- ABOUT THIS TASK: Return all the lines below in which the string "días" appears.

[Start of section]

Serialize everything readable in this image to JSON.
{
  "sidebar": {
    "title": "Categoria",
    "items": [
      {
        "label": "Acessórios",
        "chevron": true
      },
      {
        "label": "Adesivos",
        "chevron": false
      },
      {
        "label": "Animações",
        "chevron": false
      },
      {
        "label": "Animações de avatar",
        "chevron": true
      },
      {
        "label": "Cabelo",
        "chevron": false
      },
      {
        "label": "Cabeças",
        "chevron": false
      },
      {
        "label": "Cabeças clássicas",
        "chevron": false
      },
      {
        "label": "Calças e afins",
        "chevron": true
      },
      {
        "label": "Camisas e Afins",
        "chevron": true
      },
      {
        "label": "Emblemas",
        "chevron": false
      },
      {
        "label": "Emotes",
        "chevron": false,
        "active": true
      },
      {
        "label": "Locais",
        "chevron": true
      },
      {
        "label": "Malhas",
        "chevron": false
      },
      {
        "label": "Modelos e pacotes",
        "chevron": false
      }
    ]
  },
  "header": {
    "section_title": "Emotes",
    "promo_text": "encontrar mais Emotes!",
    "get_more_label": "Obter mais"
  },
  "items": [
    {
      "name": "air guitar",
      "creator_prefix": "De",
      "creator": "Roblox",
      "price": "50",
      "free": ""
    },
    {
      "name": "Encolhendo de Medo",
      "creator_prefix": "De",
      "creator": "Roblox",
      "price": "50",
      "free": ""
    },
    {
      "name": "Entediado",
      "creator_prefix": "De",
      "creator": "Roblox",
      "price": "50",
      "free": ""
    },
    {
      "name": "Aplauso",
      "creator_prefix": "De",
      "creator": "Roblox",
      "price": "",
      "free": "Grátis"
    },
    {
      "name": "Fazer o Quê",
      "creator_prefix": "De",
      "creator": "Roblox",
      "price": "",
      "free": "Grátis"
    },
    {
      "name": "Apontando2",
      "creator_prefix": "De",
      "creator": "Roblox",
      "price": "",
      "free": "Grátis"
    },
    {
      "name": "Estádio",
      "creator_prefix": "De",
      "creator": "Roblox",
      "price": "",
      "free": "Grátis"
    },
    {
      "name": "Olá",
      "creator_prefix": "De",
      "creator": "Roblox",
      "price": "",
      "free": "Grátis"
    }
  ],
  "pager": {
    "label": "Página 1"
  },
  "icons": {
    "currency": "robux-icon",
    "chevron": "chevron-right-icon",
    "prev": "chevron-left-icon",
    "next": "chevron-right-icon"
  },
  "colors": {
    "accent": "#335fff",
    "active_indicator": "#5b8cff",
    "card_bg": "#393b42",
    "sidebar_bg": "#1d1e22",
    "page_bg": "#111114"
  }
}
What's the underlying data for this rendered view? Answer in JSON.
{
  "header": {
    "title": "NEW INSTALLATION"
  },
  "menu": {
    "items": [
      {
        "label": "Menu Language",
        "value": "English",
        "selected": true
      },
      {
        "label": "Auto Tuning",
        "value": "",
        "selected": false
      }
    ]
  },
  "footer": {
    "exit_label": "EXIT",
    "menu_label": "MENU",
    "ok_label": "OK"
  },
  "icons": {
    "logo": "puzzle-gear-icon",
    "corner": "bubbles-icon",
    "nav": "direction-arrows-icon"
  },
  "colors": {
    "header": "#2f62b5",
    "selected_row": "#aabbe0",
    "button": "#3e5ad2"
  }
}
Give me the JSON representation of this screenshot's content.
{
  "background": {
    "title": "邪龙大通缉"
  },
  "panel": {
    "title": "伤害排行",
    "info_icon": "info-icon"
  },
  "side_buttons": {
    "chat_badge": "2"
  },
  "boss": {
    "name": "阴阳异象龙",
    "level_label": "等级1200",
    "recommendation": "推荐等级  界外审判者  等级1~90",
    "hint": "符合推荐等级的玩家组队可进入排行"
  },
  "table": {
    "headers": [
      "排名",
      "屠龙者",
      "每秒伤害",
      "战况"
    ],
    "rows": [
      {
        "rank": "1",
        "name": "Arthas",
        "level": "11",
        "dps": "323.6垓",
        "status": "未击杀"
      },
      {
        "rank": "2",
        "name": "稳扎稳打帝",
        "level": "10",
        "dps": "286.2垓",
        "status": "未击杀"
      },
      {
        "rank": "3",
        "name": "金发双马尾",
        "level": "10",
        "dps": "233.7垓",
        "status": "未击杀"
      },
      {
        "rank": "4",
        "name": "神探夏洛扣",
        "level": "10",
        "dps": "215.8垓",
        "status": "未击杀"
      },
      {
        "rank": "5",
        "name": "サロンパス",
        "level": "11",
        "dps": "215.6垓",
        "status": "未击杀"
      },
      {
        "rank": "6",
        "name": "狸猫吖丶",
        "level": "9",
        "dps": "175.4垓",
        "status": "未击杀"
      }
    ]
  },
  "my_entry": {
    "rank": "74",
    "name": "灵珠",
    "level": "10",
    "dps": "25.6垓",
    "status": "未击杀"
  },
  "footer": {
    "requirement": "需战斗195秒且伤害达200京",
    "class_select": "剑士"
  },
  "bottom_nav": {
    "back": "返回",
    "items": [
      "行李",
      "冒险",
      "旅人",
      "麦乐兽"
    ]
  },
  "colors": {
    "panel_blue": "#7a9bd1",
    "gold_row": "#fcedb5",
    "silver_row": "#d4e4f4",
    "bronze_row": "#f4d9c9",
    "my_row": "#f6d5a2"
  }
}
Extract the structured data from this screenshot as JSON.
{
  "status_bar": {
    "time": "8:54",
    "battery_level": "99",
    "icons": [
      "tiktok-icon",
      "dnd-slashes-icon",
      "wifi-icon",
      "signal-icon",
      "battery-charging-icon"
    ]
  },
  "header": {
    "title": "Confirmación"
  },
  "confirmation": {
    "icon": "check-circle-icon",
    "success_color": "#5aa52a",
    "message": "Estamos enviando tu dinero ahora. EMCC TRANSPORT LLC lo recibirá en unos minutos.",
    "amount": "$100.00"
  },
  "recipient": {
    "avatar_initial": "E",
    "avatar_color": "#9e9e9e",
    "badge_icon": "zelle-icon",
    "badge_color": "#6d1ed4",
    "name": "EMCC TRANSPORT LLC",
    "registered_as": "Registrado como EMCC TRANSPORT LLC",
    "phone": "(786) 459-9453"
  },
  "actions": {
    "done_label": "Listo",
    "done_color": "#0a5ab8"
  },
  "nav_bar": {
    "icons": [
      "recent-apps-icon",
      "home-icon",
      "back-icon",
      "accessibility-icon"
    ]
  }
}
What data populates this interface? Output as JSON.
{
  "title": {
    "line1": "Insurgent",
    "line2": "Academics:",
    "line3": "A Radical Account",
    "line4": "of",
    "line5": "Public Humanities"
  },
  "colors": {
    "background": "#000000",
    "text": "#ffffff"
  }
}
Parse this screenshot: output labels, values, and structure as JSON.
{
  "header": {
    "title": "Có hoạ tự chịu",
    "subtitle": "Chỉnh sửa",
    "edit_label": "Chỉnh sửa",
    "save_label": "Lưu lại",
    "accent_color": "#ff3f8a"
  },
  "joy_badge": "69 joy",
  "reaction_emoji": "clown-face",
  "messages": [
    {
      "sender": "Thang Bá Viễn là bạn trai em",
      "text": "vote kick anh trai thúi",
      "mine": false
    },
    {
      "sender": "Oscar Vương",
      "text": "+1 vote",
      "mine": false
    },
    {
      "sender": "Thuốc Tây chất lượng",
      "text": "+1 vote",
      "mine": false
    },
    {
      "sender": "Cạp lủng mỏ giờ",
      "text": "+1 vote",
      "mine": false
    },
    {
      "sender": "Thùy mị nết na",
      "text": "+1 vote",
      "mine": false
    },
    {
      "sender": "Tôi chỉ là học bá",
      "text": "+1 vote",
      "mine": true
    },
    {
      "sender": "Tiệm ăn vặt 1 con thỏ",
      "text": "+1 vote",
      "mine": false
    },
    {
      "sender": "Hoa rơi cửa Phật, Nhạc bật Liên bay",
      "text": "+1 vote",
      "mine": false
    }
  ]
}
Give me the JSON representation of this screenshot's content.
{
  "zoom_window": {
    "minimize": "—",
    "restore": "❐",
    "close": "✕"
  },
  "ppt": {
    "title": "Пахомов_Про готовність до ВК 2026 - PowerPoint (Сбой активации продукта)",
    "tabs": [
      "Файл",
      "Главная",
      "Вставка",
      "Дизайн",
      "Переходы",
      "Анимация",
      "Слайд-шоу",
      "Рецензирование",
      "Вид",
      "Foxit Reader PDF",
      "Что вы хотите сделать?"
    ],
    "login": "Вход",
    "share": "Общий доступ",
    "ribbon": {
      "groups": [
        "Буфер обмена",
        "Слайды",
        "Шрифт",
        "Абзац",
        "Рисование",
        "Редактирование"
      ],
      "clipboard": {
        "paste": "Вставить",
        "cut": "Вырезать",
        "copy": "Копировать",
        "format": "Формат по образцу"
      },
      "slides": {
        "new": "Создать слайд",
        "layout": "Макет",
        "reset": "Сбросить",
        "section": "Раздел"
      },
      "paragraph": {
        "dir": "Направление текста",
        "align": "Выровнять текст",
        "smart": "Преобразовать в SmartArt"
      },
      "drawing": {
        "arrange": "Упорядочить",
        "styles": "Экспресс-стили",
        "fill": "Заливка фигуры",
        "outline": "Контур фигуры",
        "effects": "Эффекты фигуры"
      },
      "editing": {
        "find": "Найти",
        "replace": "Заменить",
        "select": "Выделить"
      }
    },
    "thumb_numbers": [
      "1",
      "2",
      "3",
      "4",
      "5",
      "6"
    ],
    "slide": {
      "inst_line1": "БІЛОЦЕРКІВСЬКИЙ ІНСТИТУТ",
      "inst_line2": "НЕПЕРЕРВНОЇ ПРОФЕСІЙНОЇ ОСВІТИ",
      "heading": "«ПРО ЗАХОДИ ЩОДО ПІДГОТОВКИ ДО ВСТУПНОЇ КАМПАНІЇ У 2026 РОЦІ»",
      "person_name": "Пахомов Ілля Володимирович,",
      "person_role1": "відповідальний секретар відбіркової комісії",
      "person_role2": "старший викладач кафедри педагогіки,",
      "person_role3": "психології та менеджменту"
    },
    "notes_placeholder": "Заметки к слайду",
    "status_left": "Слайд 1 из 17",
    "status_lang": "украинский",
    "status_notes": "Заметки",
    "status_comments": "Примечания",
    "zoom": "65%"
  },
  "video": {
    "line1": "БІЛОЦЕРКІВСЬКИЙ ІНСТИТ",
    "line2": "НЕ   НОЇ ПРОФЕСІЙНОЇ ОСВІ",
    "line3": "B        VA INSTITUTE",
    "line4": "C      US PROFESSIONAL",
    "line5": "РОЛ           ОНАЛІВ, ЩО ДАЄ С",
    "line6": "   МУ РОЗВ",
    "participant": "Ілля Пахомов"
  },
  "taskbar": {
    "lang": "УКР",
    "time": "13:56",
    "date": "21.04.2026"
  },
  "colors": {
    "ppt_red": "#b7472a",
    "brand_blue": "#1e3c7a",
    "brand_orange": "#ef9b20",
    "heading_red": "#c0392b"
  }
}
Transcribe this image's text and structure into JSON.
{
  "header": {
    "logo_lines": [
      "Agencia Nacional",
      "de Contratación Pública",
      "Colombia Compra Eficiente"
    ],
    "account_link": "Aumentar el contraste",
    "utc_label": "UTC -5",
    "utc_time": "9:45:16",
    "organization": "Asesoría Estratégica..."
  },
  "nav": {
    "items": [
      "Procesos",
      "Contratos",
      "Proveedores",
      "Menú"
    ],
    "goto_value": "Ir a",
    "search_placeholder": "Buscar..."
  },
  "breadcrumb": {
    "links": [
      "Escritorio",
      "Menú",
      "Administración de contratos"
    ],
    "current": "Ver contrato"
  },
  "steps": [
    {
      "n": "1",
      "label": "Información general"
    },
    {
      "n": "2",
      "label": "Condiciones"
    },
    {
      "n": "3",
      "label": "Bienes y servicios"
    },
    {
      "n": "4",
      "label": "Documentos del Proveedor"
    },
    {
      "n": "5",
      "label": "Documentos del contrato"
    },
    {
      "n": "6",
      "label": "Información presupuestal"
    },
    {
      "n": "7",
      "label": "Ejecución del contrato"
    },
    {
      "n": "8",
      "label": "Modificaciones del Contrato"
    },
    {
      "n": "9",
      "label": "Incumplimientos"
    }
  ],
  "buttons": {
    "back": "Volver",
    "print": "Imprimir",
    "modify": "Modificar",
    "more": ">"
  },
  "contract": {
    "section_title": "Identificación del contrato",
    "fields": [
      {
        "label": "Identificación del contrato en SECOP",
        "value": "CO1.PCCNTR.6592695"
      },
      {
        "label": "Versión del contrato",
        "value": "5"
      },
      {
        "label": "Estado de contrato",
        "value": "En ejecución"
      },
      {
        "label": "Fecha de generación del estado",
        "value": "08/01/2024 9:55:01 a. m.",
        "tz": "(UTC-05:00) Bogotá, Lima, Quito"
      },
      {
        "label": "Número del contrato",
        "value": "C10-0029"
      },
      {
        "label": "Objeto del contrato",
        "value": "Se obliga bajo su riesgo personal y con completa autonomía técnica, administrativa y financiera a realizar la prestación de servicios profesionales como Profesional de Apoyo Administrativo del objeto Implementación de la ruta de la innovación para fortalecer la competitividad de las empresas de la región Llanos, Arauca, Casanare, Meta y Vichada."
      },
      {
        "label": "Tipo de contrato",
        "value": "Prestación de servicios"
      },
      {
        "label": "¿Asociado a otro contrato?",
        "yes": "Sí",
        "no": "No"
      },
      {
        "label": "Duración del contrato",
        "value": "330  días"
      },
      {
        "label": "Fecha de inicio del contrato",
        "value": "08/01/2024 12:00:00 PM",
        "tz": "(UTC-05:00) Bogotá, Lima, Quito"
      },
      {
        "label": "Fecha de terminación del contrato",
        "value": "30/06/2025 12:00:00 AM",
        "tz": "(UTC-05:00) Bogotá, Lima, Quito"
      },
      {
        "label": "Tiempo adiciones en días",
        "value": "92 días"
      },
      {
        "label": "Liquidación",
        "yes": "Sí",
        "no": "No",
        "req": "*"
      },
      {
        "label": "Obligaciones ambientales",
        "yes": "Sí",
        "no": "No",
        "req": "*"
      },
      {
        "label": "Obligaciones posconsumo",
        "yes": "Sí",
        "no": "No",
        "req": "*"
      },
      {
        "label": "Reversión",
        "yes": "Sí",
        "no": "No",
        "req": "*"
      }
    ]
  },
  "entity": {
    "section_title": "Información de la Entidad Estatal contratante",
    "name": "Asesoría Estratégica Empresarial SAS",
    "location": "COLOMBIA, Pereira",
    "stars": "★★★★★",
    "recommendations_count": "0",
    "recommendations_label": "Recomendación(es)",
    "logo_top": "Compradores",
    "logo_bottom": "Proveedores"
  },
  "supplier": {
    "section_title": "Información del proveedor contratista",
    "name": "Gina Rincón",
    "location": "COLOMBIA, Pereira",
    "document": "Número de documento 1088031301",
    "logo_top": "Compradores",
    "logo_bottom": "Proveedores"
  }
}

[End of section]

- SOLUTION FOR THIS PROBLEM:
        "value": "330  días"
        "label": "Tiempo adiciones en días",
        "value": "92 días"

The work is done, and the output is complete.